The good thing, though, is that the policy is working, because it is an excellent one. Elementary school kids in the state are fed every school day. The first batch of Opon Imo went to final year High School students, who are graduating soon. Incentives and capacity building for teachers over a 4-year period have resulted in a dramatic improvement in the School Leaving Certificate Exams. Four years ago, only about seven per cent of High School students in the state had five credits, including English and Mathematics. Today, it is 47 per cent. This figure should improve when the ongoing reforms kick in fully.

Another aspect of the educational reform that has eluded discussion is what I call “collateral” . First, the plan to build 100 Elementary, 50 Middle, and 20 High Schools is an employment booster for the next few years. Already, many families are being sustained by the ongoing construction of these schools across the state. So far, 14 Elementary, 15 Middle, and two High Schools have been completed.

Second, the policy of providing lunch for all Osun schoolchildren in Elementary Grades 1-4 has led to the employment of over 3,000 food vendors across the state. Each one was given an interest-free loan to purchase necessary equipment and empowered to also cater for profit in their localities. Moreover, thousands of farmers were provided with loans for poultry farming, while interested youths were empowered for fish farming.

Third, the school uniform policy led to the establishment of a garment factory, which now employs hundreds of youths from across the state. Viewed from the perspective of employment generation alone, Aregbesola’s educational policy has made a significant impact already.

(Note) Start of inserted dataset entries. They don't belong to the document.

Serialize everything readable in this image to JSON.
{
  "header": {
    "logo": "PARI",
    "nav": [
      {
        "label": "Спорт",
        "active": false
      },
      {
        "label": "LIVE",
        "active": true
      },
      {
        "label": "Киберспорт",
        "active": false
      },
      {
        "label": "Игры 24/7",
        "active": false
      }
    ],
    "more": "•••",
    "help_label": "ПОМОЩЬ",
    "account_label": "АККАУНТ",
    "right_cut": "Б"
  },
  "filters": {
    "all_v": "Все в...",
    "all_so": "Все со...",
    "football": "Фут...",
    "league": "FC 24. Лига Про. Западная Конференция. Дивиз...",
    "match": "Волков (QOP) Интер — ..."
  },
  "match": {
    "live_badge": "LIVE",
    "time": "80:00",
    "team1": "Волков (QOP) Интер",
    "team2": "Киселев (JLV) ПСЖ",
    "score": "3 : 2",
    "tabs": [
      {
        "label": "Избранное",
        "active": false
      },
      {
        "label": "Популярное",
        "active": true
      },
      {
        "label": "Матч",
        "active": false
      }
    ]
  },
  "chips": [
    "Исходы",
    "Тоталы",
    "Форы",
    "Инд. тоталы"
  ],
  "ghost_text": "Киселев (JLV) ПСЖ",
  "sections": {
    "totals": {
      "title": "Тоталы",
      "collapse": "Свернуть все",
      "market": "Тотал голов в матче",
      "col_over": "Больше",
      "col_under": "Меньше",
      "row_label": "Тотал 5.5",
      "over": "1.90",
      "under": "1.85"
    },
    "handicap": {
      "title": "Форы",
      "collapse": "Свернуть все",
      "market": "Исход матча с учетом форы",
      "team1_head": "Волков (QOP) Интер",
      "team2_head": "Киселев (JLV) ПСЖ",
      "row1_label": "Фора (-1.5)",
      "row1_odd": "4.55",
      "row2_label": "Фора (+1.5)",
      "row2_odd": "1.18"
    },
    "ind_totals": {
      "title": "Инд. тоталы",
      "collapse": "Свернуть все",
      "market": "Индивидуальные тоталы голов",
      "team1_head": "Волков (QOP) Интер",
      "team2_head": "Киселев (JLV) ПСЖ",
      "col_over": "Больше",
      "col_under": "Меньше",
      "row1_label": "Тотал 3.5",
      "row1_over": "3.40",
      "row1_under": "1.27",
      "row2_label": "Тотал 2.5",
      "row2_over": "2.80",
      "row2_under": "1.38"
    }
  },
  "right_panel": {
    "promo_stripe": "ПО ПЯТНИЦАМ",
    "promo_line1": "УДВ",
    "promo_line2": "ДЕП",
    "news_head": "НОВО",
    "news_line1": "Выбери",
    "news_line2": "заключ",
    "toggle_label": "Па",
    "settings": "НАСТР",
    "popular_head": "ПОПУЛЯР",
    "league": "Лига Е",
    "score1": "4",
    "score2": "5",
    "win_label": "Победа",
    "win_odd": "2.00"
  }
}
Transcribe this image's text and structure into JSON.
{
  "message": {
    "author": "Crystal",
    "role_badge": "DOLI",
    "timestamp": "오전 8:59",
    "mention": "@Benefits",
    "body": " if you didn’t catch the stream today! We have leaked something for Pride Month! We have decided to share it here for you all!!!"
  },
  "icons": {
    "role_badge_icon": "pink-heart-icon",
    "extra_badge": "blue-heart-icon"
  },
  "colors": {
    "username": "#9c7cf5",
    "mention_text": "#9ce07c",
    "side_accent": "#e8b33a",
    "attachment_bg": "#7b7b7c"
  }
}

I use the education sector simply to illustrate one point. We should strive to get beneath the surface in news reporting and commentaries. If we don’t, we run the risk of misleading the public.